We may not know the answer to this until Thursday night. However, without a clear leader, the running back by committee logically seems the route Drinkwitz will take until someone steps forward.
3. Will Luther Burden be a difference Maker?
Mizzou's wide receiver depth may be the offense's strongest position. Especially with the addition of 5-Star recruit Luther Burden. The East St. Louis High product was the nation's highest rated receiver during his senior year. His performance during Mizzou's Spring Practice did nothing to change anyone's mind about him.
Mizzou also showed it could have depth at the wide receiver slot during Spring and Fall camps. Tauskie Dove, Dominic Lovett, Mookie Cooper, and Barrett Banister could be one of the best wide receiving corps in the SEC.
Without a Tyler Badie or Larry Roundtree in the backfield, it is essential the Mizzou wide receivers replace the running back position as a true threat in the SEC. Of course, the key will be the development of Luther Burden.
4. Defensive Coordinator Blake Baker
Blake Baker will be Eli Drinkwitz's third Defensive Coordinator in three years. Drinkwitz's predecessor, Barry Odom, a defensive specialist struggled to find the right offensive coordinator and eventually it cost him his job. Drinkwitz, an offensive specialist, has so far struggled finding a good fit for a defensive coordinator. Ironic, isn't it?
Coach Drink inherited his first DC, Ryan Walters, from Odom. For whatever reason, Walters was either pushed out the door or not encouraged to stay. Walters moved to Illinois and successfully rebuilt the Big 10s most improved defense in 2021.
Next came Steve Wilks, an NFL product. The transition to Wilks' NFL style defense was painful to watch and turned into a disaster the first half of the 2021 season. In fact, early season losses to Boston College and Kentucky can be laid at Wilks' defense's early struggles. Wilks ran back to the NFL in February and is now the Carolina Panthers passing game coordinator.
Hopefully Blake Baker will be a good fit. His background indicates he might. Baker has spent four seasons as the DC at Louisiana Tech, two at Miami, and one season at LSU as a linebacker coach.
Baker has implemented a 4-2-5 formation that promotes a fast pace and aggressive style of play. Dave Matter of the Post-Dispatch describes it as "probably straddling the tight rope walk of risk and reward with intense frequency."
Even so, at both of his DC stops Baker made improvements to the defenses he coached. His defense at Miami during 2019, finished second in the ACC in scoring defense, second in rush defense, and second in pass defense.
Some final personal thoughts
Before I go any further, let me say, I hope Eli Drinkwitz will be successful at Mizzou.

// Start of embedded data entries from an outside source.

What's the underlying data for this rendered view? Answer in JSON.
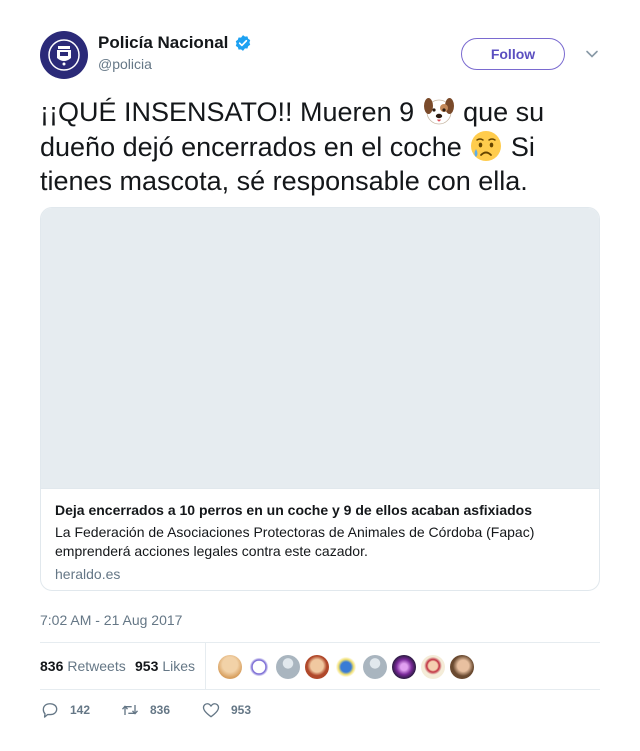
{
  "account": {
    "display_name": "Policía Nacional",
    "handle": "@policia",
    "follow_label": "Follow"
  },
  "tweet": {
    "text_part1": "¡¡QUÉ INSENSATO!! Mueren 9 ",
    "text_part2": " que su dueño dejó encerrados en el coche ",
    "text_part3": " Si tienes mascota, sé responsable con ella.",
    "emoji_1": "dog-face-icon",
    "emoji_2": "crying-face-icon"
  },
  "card": {
    "title": "Deja encerrados a 10 perros en un coche y 9 de ellos acaban asfixiados",
    "description": "La Federación de Asociaciones Protectoras de Animales de Córdoba (Fapac) emprenderá acciones legales contra este cazador.",
    "domain": "heraldo.es"
  },
  "timestamp": "7:02 AM - 21 Aug 2017",
  "stats": {
    "retweets_count": "836",
    "retweets_label": "Retweets",
    "likes_count": "953",
    "likes_label": "Likes"
  },
  "actions": {
    "replies": "142",
    "retweets": "836",
    "likes": "953"
  },
  "colors": {
    "accent": "#5b4fc0",
    "verified": "#1da1f2",
    "muted": "#657786"
  }
}
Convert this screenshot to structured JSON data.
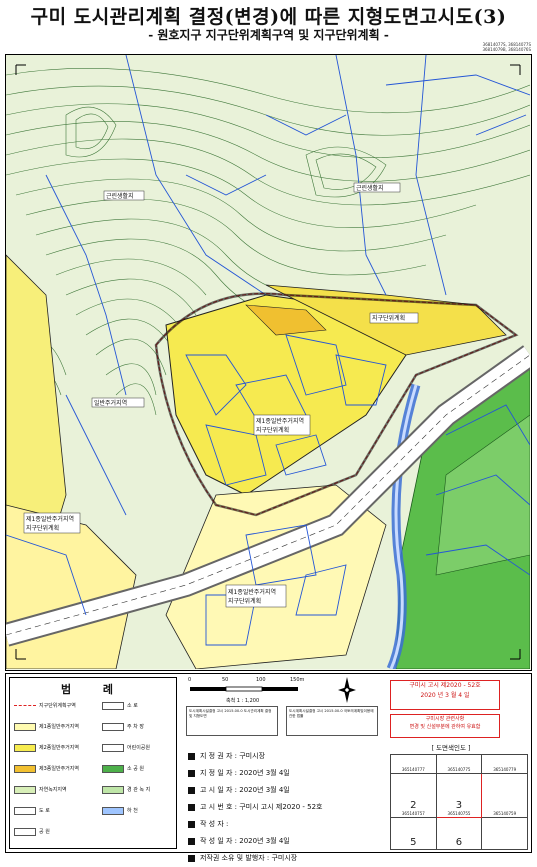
{
  "title": "구미 도시관리계획 결정(변경)에 따른 지형도면고시도(3)",
  "subtitle": "- 원호지구 지구단위계획구역 및 지구단위계획 -",
  "sheet_codes": [
    "36814077S, 36814077S",
    "36814079B, 36814076S"
  ],
  "map": {
    "labels": [
      "근린생활지",
      "근린생활지",
      "일반주거지역",
      "지구단위계획",
      "제1종일반주거지역",
      "지구단위계획",
      "제1종일반주거지역",
      "지구단위계획",
      "제1종일반주거지역",
      "지구단위계획"
    ]
  },
  "legend": {
    "title": "범 례",
    "items": [
      {
        "label": "지구단위계획구역",
        "color": "#ffffff",
        "kind": "line"
      },
      {
        "label": "제1종일반주거지역",
        "color": "#fffbb0"
      },
      {
        "label": "제2종일반주거지역",
        "color": "#f7ec4f"
      },
      {
        "label": "제3종일반주거지역",
        "color": "#f2c030"
      },
      {
        "label": "자연녹지지역",
        "color": "#d8efb8"
      },
      {
        "label": "도 로",
        "color": "#ffffff"
      },
      {
        "label": "공 원",
        "color": "#ffffff"
      }
    ],
    "items_right": [
      {
        "label": "소 로"
      },
      {
        "label": "주 차 장"
      },
      {
        "label": "어린이공원"
      },
      {
        "label": "소 공 원"
      },
      {
        "label": "경 관 녹 지"
      },
      {
        "label": "하 천"
      }
    ]
  },
  "scale": {
    "ticks": [
      "0",
      "50",
      "100",
      "150m"
    ],
    "text": "축척 1 : 1,200"
  },
  "notes": [
    "도시계획시설결정 고시 2015.00.0 도시관리계획 결정 및 지형도면",
    "도시계획시설결정 고시 2015.00.0 국토의계획및이용에관한 법률"
  ],
  "info": [
    "지 정 권 자 : 구미시장",
    "지 정 일 자 : 2020년    3월    4일",
    "고 시 일 자 : 2020년    3월    4일",
    "고 시 번 호 : 구미시 고시 제2020 - 52호",
    "작 성 자 :",
    "작 성 일 자 : 2020년    3월    4일",
    "저작권 소유 및 발행자 : 구미시장"
  ],
  "notice": {
    "line1": "구미시 고시 제2020 - 52호",
    "line2": "2020 년    3 월    4 일"
  },
  "stamp": {
    "line1": "구미시장 관련사항",
    "line2": "변경 및 신설부분에 관하여 유효함"
  },
  "index": {
    "title": "[ 도면색인도 ]",
    "rows": [
      [
        {
          "code": "365140777"
        },
        {
          "code": "365140775"
        },
        {
          "code": "365140779"
        }
      ],
      [
        {
          "code": "365140757",
          "num": "2"
        },
        {
          "code": "365140755",
          "num": "3"
        },
        {
          "code": "365140759"
        }
      ],
      [
        {
          "code": "",
          "num": "5"
        },
        {
          "code": "",
          "num": "6"
        },
        {
          "code": ""
        }
      ]
    ]
  },
  "colors": {
    "zone1": "#fffbb0",
    "zone2": "#f7ec4f",
    "green": "#5cbc4e",
    "water": "#3b6fd6",
    "contour": "#2d6f2d"
  }
}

I'm a fan and will pull for him and the Tigers every game.
Additionally, we must keep in mind this is only Year Three of the Eli Drinkwitz Era. Gary Pinkel didn't have his first winning season until his third year at Mizzou, and Larry Smith's first winning season wasn't until his fourth year. Coach Drink's record in his first two years was better than either Pinkel's or Smith's.
With that being said, we're still waiting to find out if Eli Drinkwitz can coach at the SEC/Power 5 level. Yes, we know he can recruit and sell. He's first class in both of those areas. But can he coach at this level?
Coach Drink has so far struggled to develop an impact quarterback. We also don't know, even with his recruiting success, if he can develop players into consistent winners. These are questions that could be answered this season.
Mizzou doesn't need to win 9 or 10 games this season to call it a success. The schedule makes that an unfair expectation. Therefore, taking everything into consideration, I feel winning 7 games should be a fair target for 2022.